As citizens of a postcolonial nation, in a world where colonialism was not dead and new patterns of supremacy were rapidly emerging, Sarmiento and Mansilla wrote from an ambivalent perspective that led them to assert their own intellectual and cultural independence, and to define americanism without letting go of their ambivalent attachment to northern European culture. This conflict is present in all postcolonial societies, and affects the white European settlers' problem "of establishing their "indigeneity" and distinguishing it from their continuing sense of their European inheritance." (17) Their worldview was dominated by patterns of subordination. For Americans looking from the South, the "center of the world was not as important as the overwhelming presence of the periphery or even the existence of multiple, shifting centers. These writers also expressed ambivalence in their attempts to establish the originality and superiority of America while being confronted with European civilizations. Travel put them in contact with other nations, and from this emerged a remapping of their worlds according to relationships of hegemony and a competitiveness between the travelers and the host countries. Travel also forced them to find compromises between civility in criticism and upholding the self-respect and dignity of their own cultures. In the end, both felt overwhelmed by an Anglo-Saxon culture powerful enough to transform everything, though for Sarmiento the transformation was inspiring and desirable, and for Mansilla merely a curiosity to which she still preferred France. Sarmiento, who had repudiated his European origins, went to the United States in search of a future, to choose his models rather than be bound to his ancestors. For him, at this stage, finding a new model appears to be more important than absolute independence. Mansilla clutched her adopted Frenchness as she went to the United States to find entertainment, education, and experiences to share with her readers.
Though both these travel books dwell extensively on the departure from the homeland and the initial voyage across the ocean, the ending differs significantly. Mansilla left the United States in the midst of a crisis because Argentina's political upheavals demanded her husband's return to the Old World, and interrupted her own work at a point which made it impossible for her to give her book a rounded finish.

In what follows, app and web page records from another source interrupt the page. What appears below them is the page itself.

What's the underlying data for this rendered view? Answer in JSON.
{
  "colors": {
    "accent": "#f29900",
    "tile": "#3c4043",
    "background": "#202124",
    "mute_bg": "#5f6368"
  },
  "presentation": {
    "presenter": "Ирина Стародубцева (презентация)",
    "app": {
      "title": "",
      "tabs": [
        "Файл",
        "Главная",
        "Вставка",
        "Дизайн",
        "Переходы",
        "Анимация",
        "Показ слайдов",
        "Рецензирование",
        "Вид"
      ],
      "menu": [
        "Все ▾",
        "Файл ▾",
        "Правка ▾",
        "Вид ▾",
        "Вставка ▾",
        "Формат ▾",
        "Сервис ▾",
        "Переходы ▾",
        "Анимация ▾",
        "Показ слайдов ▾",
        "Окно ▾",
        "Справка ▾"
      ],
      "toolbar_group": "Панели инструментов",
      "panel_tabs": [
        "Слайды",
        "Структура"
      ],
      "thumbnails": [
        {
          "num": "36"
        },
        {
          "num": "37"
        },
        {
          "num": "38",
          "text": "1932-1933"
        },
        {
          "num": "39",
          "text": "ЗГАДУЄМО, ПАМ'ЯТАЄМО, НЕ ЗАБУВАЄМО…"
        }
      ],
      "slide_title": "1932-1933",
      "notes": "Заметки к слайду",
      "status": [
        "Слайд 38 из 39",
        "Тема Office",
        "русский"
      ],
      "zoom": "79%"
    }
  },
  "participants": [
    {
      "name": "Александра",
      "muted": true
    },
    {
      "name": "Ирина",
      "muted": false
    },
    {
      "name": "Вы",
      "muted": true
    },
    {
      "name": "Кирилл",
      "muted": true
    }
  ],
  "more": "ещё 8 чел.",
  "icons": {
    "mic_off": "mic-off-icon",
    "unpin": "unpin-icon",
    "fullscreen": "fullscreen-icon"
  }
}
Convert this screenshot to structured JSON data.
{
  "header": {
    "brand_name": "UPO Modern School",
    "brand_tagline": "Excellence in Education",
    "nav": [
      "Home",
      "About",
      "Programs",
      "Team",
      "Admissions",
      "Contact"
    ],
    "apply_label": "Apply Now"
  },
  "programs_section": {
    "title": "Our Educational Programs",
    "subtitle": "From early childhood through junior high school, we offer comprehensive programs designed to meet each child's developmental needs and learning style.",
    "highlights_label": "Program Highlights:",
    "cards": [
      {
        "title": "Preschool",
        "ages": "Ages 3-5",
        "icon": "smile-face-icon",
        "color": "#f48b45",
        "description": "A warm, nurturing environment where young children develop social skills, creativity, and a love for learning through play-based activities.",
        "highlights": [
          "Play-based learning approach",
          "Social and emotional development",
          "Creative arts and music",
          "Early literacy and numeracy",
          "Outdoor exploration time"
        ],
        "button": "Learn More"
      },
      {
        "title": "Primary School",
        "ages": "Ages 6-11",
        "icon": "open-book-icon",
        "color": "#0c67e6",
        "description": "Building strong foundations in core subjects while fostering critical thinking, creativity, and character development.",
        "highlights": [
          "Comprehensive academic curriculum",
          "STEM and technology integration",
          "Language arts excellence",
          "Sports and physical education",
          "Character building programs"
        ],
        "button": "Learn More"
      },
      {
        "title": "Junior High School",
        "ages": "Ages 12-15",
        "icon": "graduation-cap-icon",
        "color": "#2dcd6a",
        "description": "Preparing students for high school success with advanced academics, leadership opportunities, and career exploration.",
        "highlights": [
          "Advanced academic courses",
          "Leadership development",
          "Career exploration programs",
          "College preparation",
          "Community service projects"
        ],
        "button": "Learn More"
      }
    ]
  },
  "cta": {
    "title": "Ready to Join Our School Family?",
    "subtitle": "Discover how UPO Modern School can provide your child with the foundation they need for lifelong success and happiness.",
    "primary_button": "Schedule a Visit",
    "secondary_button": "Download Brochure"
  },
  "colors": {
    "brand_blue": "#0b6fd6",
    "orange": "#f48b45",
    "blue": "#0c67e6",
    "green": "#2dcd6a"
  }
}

For Sarmiento, the end of the trip marked not the consciousness of the end of an era but a tangibly separate reality. The departure brought him a painful awareness that the successful America he had contemplated ended with the United States' territory. The last paragraph of Viajes describes Sarmiento's departure from New Orleans in a dirty, uncomfortable ship bound for Havana, significantly still a colonized part of the New World: "El mundo norteamericano concluía, y principiábamos a sentir con anticipación las colonias españolas a donde nos dirigíamos" (499).